-- Records to process --
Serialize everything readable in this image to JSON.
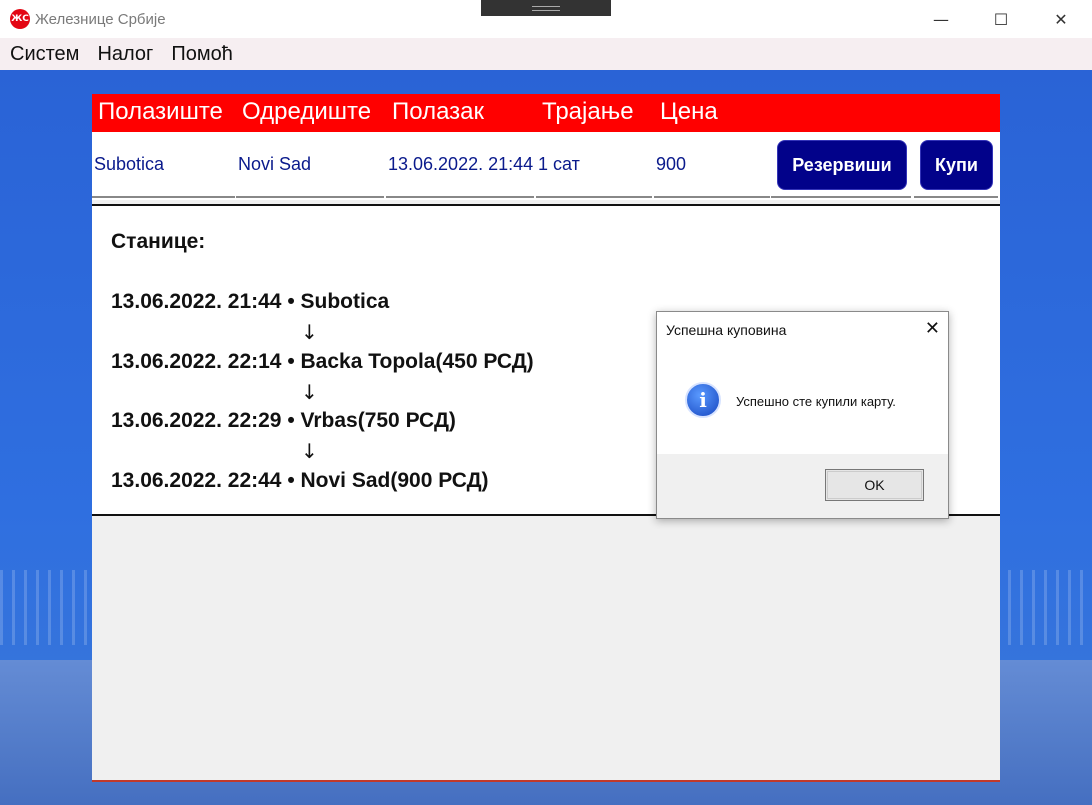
{
  "window": {
    "title": "Железнице Србије",
    "logo_text": "ЖС",
    "minimize": "—",
    "maximize": "☐",
    "close": "✕"
  },
  "menu": [
    "Систем",
    "Налог",
    "Помоћ"
  ],
  "table": {
    "headers": [
      "Полазиште",
      "Одредиште",
      "Полазак",
      "Трајање",
      "Цена"
    ],
    "row": {
      "origin": "Subotica",
      "destination": "Novi Sad",
      "departure": "13.06.2022. 21:44",
      "duration": "1 сат",
      "price": "900",
      "reserve_label": "Резервиши",
      "buy_label": "Купи"
    }
  },
  "stations": {
    "title": "Станице:",
    "stops": [
      "13.06.2022. 21:44 • Subotica",
      "13.06.2022. 22:14 • Backa Topola(450 РСД)",
      "13.06.2022. 22:29 • Vrbas(750 РСД)",
      "13.06.2022. 22:44 • Novi Sad(900 РСД)"
    ],
    "arrow": "↓"
  },
  "dialog": {
    "title": "Успешна куповина",
    "message": "Успешно сте купили карту.",
    "ok_label": "OK",
    "close": "✕",
    "icon": "i"
  },
  "colors": {
    "header_red": "#ff0000",
    "button_navy": "#02028a",
    "row_text": "#0a1a8c"
  }
}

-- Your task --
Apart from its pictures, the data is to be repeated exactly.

-- Reply to the exercise --
Serialize everything readable in this image to JSON.
{
  "window": {
    "title": "Железнице Србије",
    "logo_text": "ЖС",
    "minimize": "—",
    "maximize": "☐",
    "close": "✕"
  },
  "menu": [
    "Систем",
    "Налог",
    "Помоћ"
  ],
  "table": {
    "headers": [
      "Полазиште",
      "Одредиште",
      "Полазак",
      "Трајање",
      "Цена"
    ],
    "row": {
      "origin": "Subotica",
      "destination": "Novi Sad",
      "departure": "13.06.2022. 21:44",
      "duration": "1 сат",
      "price": "900",
      "reserve_label": "Резервиши",
      "buy_label": "Купи"
    }
  },
  "stations": {
    "title": "Станице:",
    "stops": [
      "13.06.2022. 21:44 • Subotica",
      "13.06.2022. 22:14 • Backa Topola(450 РСД)",
      "13.06.2022. 22:29 • Vrbas(750 РСД)",
      "13.06.2022. 22:44 • Novi Sad(900 РСД)"
    ],
    "arrow": "↓"
  },
  "dialog": {
    "title": "Успешна куповина",
    "message": "Успешно сте купили карту.",
    "ok_label": "OK",
    "close": "✕",
    "icon": "i"
  },
  "colors": {
    "header_red": "#ff0000",
    "button_navy": "#02028a",
    "row_text": "#0a1a8c"
  }
}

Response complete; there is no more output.